◆ What you are asked to do: Print out the data below in full, exactly as written.

····················

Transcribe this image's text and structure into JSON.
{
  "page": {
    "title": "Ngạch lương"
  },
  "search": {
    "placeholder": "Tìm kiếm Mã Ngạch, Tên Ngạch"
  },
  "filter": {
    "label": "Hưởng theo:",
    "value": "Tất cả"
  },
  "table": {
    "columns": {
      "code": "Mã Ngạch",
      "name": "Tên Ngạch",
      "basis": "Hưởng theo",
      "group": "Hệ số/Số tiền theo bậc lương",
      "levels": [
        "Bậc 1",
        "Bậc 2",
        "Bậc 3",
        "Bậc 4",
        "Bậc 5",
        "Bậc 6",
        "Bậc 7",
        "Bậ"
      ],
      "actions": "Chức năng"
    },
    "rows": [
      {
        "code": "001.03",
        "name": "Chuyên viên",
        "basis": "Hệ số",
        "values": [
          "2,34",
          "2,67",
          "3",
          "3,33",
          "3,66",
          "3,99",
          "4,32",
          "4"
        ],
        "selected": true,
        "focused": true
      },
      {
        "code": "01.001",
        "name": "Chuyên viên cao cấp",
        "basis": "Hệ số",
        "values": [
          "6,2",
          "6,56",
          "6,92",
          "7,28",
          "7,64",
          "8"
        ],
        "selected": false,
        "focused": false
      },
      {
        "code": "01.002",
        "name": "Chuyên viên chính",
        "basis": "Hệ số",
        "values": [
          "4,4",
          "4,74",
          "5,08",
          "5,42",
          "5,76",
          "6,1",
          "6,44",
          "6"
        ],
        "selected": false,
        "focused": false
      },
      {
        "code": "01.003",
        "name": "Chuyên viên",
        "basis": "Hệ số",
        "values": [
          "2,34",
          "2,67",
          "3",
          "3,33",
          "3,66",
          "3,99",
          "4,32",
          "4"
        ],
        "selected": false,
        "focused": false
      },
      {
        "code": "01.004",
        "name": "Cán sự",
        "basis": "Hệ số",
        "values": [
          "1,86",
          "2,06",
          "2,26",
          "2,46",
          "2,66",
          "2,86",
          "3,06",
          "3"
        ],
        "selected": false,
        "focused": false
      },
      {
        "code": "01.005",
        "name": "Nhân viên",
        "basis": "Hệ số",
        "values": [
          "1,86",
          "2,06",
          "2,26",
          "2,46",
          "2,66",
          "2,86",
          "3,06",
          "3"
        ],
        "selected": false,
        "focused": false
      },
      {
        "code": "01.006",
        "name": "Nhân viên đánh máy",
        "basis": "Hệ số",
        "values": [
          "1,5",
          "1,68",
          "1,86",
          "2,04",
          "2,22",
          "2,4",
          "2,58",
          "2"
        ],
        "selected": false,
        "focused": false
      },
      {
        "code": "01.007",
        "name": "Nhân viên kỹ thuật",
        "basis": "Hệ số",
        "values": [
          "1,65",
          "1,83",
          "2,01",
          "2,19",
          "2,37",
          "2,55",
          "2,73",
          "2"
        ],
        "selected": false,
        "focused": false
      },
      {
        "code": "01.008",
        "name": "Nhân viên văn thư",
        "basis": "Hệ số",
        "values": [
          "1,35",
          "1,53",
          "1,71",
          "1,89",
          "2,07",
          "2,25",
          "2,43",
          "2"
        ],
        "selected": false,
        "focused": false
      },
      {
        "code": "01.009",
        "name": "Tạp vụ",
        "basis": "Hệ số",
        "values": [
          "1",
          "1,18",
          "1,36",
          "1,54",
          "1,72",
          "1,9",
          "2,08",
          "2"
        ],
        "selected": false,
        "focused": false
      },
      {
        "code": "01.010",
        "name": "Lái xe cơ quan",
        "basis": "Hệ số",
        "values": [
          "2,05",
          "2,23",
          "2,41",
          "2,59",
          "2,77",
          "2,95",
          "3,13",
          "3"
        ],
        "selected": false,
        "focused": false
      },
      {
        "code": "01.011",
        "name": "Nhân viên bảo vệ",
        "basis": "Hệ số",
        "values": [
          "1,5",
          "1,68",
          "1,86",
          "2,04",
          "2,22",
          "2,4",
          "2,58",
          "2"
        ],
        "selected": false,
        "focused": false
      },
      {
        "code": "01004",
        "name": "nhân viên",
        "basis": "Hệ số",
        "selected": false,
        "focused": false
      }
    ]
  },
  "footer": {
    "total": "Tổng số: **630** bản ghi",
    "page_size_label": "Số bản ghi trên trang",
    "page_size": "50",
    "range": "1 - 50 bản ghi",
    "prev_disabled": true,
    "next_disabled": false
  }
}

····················

◆ Answer space:
Transcribe this image's text and structure into JSON.
{
  "page": {
    "title": "Ngạch lương"
  },
  "search": {
    "placeholder": "Tìm kiếm Mã Ngạch, Tên Ngạch"
  },
  "filter": {
    "label": "Hưởng theo:",
    "value": "Tất cả"
  },
  "table": {
    "columns": {
      "code": "Mã Ngạch",
      "name": "Tên Ngạch",
      "basis": "Hưởng theo",
      "group": "Hệ số/Số tiền theo bậc lương",
      "levels": [
        "Bậc 1",
        "Bậc 2",
        "Bậc 3",
        "Bậc 4",
        "Bậc 5",
        "Bậc 6",
        "Bậc 7",
        "Bậ"
      ],
      "actions": "Chức năng"
    },
    "rows": [
      {
        "code": "001.03",
        "name": "Chuyên viên",
        "basis": "Hệ số",
        "values": [
          "2,34",
          "2,67",
          "3",
          "3,33",
          "3,66",
          "3,99",
          "4,32",
          "4"
        ],
        "selected": true,
        "focused": true
      },
      {
        "code": "01.001",
        "name": "Chuyên viên cao cấp",
        "basis": "Hệ số",
        "values": [
          "6,2",
          "6,56",
          "6,92",
          "7,28",
          "7,64",
          "8"
        ],
        "selected": false,
        "focused": false
      },
      {
        "code": "01.002",
        "name": "Chuyên viên chính",
        "basis": "Hệ số",
        "values": [
          "4,4",
          "4,74",
          "5,08",
          "5,42",
          "5,76",
          "6,1",
          "6,44",
          "6"
        ],
        "selected": false,
        "focused": false
      },
      {
        "code": "01.003",
        "name": "Chuyên viên",
        "basis": "Hệ số",
        "values": [
          "2,34",
          "2,67",
          "3",
          "3,33",
          "3,66",
          "3,99",
          "4,32",
          "4"
        ],
        "selected": false,
        "focused": false
      },
      {
        "code": "01.004",
        "name": "Cán sự",
        "basis": "Hệ số",
        "values": [
          "1,86",
          "2,06",
          "2,26",
          "2,46",
          "2,66",
          "2,86",
          "3,06",
          "3"
        ],
        "selected": false,
        "focused": false
      },
      {
        "code": "01.005",
        "name": "Nhân viên",
        "basis": "Hệ số",
        "values": [
          "1,86",
          "2,06",
          "2,26",
          "2,46",
          "2,66",
          "2,86",
          "3,06",
          "3"
        ],
        "selected": false,
        "focused": false
      },
      {
        "code": "01.006",
        "name": "Nhân viên đánh máy",
        "basis": "Hệ số",
        "values": [
          "1,5",
          "1,68",
          "1,86",
          "2,04",
          "2,22",
          "2,4",
          "2,58",
          "2"
        ],
        "selected": false,
        "focused": false
      },
      {
        "code": "01.007",
        "name": "Nhân viên kỹ thuật",
        "basis": "Hệ số",
        "values": [
          "1,65",
          "1,83",
          "2,01",
          "2,19",
          "2,37",
          "2,55",
          "2,73",
          "2"
        ],
        "selected": false,
        "focused": false
      },
      {
        "code": "01.008",
        "name": "Nhân viên văn thư",
        "basis": "Hệ số",
        "values": [
          "1,35",
          "1,53",
          "1,71",
          "1,89",
          "2,07",
          "2,25",
          "2,43",
          "2"
        ],
        "selected": false,
        "focused": false
      },
      {
        "code": "01.009",
        "name": "Tạp vụ",
        "basis": "Hệ số",
        "values": [
          "1",
          "1,18",
          "1,36",
          "1,54",
          "1,72",
          "1,9",
          "2,08",
          "2"
        ],
        "selected": false,
        "focused": false
      },
      {
        "code": "01.010",
        "name": "Lái xe cơ quan",
        "basis": "Hệ số",
        "values": [
          "2,05",
          "2,23",
          "2,41",
          "2,59",
          "2,77",
          "2,95",
          "3,13",
          "3"
        ],
        "selected": false,
        "focused": false
      },
      {
        "code": "01.011",
        "name": "Nhân viên bảo vệ",
        "basis": "Hệ số",
        "values": [
          "1,5",
          "1,68",
          "1,86",
          "2,04",
          "2,22",
          "2,4",
          "2,58",
          "2"
        ],
        "selected": false,
        "focused": false
      },
      {
        "code": "01004",
        "name": "nhân viên",
        "basis": "Hệ số",
        "selected": false,
        "focused": false
      }
    ]
  },
  "footer": {
    "total": "Tổng số: **630** bản ghi",
    "page_size_label": "Số bản ghi trên trang",
    "page_size": "50",
    "range": "1 - 50 bản ghi",
    "prev_disabled": true,
    "next_disabled": false
  }
}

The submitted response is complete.